I came across this story tonight that I thought was shocking. I have listed some high lights but take the time to ready the whole article.
``This asset class has taken a bullet in the head,'' said Christopher Whalen, an analyst for Institutional Risk Analytics
Losses from seriously delinquent loans will be 40 percent to 50 percent, up from a traditional level of about 35 percent
If in fact U.S. home foreclosures doubled to 223,538 in September from a year earlier than means that the banks now have in inventory of at least 223,538 home to be sold as quickly as possible. This inventory has to be moved by the banks and they will drive the prices down to get this inventory off their books. The result will be more pressure on selling prices.
Oct. 11 (Bloomberg) -- Moody's Investors Service lowered ratings on $33.4 billion of securities backed by subprime mortgages, the biggest downgrade yet, saying losses on delinquent home loans will continue to rise.
The 2,187 securities were issued in 2006 and represent 7.8 percent of the original dollar volume of the debt rated by Moody's, according to a statement today by the New York-based credit ratings company. Moody's affirmed ratings on about $280 billion of securities.
Moody's, a unit of Moody's Corp., cut the securities after increasing its assumptions for losses on delinquent home loans and tightening its ratings criteria.
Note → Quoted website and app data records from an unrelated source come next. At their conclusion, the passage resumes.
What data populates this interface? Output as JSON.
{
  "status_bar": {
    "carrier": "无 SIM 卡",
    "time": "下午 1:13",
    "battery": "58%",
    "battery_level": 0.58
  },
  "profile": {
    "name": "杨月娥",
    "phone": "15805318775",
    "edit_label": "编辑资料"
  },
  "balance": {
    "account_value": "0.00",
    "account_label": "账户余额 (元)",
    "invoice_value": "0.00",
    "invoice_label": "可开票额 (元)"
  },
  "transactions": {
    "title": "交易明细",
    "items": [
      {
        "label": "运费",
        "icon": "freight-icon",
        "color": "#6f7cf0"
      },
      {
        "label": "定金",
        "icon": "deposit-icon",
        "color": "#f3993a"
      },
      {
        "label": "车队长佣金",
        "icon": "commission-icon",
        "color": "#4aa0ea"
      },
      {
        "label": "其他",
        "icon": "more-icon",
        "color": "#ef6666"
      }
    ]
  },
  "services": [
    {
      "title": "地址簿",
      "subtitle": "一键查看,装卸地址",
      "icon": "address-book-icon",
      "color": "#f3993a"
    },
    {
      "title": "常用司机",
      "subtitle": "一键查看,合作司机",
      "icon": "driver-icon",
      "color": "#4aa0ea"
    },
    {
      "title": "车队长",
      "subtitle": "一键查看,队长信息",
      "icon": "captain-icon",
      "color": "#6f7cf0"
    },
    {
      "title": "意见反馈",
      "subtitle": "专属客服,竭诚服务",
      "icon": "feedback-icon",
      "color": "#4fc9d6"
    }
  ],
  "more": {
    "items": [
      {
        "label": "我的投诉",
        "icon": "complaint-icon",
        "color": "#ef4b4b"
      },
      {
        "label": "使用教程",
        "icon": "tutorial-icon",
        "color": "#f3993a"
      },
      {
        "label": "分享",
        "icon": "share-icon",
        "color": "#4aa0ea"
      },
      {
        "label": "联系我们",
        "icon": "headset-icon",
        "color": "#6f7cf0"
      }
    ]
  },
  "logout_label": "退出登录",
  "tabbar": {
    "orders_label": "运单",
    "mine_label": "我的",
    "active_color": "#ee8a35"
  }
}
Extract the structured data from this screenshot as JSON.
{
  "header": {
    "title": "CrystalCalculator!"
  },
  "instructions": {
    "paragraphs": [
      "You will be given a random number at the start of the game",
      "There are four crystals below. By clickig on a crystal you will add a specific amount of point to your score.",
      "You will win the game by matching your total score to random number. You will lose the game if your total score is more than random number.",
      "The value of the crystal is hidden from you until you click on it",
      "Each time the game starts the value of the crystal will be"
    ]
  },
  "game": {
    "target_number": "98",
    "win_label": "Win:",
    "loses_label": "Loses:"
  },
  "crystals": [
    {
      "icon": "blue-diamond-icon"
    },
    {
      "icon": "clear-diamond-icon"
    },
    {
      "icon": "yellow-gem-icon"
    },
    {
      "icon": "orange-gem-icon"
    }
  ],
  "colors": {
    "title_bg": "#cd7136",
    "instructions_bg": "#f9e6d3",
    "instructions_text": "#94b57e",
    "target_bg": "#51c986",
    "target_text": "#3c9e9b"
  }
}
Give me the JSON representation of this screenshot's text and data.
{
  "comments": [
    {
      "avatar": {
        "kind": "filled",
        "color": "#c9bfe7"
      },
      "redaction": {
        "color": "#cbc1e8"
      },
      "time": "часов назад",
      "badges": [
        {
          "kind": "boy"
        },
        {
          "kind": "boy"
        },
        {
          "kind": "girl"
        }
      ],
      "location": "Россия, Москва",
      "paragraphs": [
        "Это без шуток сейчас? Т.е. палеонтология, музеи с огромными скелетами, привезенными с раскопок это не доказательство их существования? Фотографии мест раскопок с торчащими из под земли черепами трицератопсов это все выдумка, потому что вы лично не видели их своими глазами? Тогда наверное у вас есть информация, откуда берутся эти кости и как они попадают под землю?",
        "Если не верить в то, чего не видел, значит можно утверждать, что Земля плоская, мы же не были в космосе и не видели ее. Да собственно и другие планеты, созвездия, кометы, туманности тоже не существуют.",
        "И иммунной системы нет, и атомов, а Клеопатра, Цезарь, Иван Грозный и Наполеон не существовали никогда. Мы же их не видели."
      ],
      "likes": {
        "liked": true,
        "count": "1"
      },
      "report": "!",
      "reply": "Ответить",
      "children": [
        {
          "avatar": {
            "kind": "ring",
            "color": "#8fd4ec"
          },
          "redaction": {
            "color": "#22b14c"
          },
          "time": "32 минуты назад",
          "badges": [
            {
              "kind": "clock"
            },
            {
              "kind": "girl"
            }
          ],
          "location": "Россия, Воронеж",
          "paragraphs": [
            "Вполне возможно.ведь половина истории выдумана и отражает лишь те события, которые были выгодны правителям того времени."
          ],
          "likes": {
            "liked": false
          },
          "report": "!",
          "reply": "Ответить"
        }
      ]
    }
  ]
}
The reductions, the most sweeping among the three top ratings companies, follow similar moves by Fitch Ratings, which last week lowered rankings on $18.4 billion of subprime bonds.
``This asset class has taken a bullet in the head,'' said Christopher Whalen, an analyst for Institutional Risk Analytics, a research firm in Hawthorne, California. ``The unfortunates who have this will not want to hold the paper any more. These bonds are going to trade like orphans.''
Moody's, Standard & Poor's and Fitch, a unit of Paris-based Fimalac SA, were criticized by investors and lawmakers for awarding excessively high ratings to subprime securities and failing to predict that lax lending standards may increase the change of home-loan delinquencies. Subprime mortgage defaults reached record highs this year and some securities have dropped by more than 50 cents on the dollar.
The downgrades came the same day that RealtyTrace Inc. said U.S. home foreclosures doubled to 223,538 in September from a year earlier as subprime borrowers struggled to make payments on adjustable-rate mortgages. Mortgage servicers are also unlikely to modify loans to help borrowers avoid default, Moody's said, citing a recent survey.
One percent of U.S. subprime mortgages with interest rates that began to adjust in January, April and July were modified to help homeowners avoid default, Moody's said.
The company now expects losses from seriously delinquent loans will be 40 percent to 50 percent, up from a traditional level of about 35 percent.
``It is very challenging to come up with an assumption for losses because we don't have many yet,'' said Nicolas Weill, Moody's chief credit officer for structured finance. ``To come up with an assumption we talked to a lot of servicers and we do have some losses coming in. We know that some areas will have more than 40 percent and others will have less.''
Moody's affirmed securities rated Aaa and Aa. They represent about 75 percent of Aaa bonds rated by Moody's and 52 percent of those rated Aa.
About $23.8 billion of securities were placed on review for a cut, including 48 classes rated Aaa, Weill said. Most of the securities downgraded were originally rated Ba, Baa, or A, Moody's said.
About 755 bonds were lowered to Caa1 or below, a designation that means bonds are of ``poor standing,'' or there may be ``elements of danger with respect to principal or interest.''
``The lower ratings are being affected more and deeper, which is appropriate,'' Weill said. ``The higher ratings are being affected less.''
Moody's said last month it expects to lower ratings on more subprime-mortgage securities, and will assume its rankings for many such bonds issued since July 2005 are too high in assessing new collateralized debt obligations. CDOs package pools of mortgage securities and slice them into pieces with varying degrees of risk, from AAA to unrated portions.
``Now a CDO manager will have to run the value model and revise it in light of the new evaluation,'' said Joseph R. Mason, associate finance professor at Drexel University in Philadelphia. ``The rating agencies are going to have to do the same thing. Now, they're going to have to go back and rerate the CDO and we have not yet seen those results.''
The downgrades of the 1,003 bond classes represented 11 percent of the entire $173 billion of securities from 2006 that were rated by Fitch.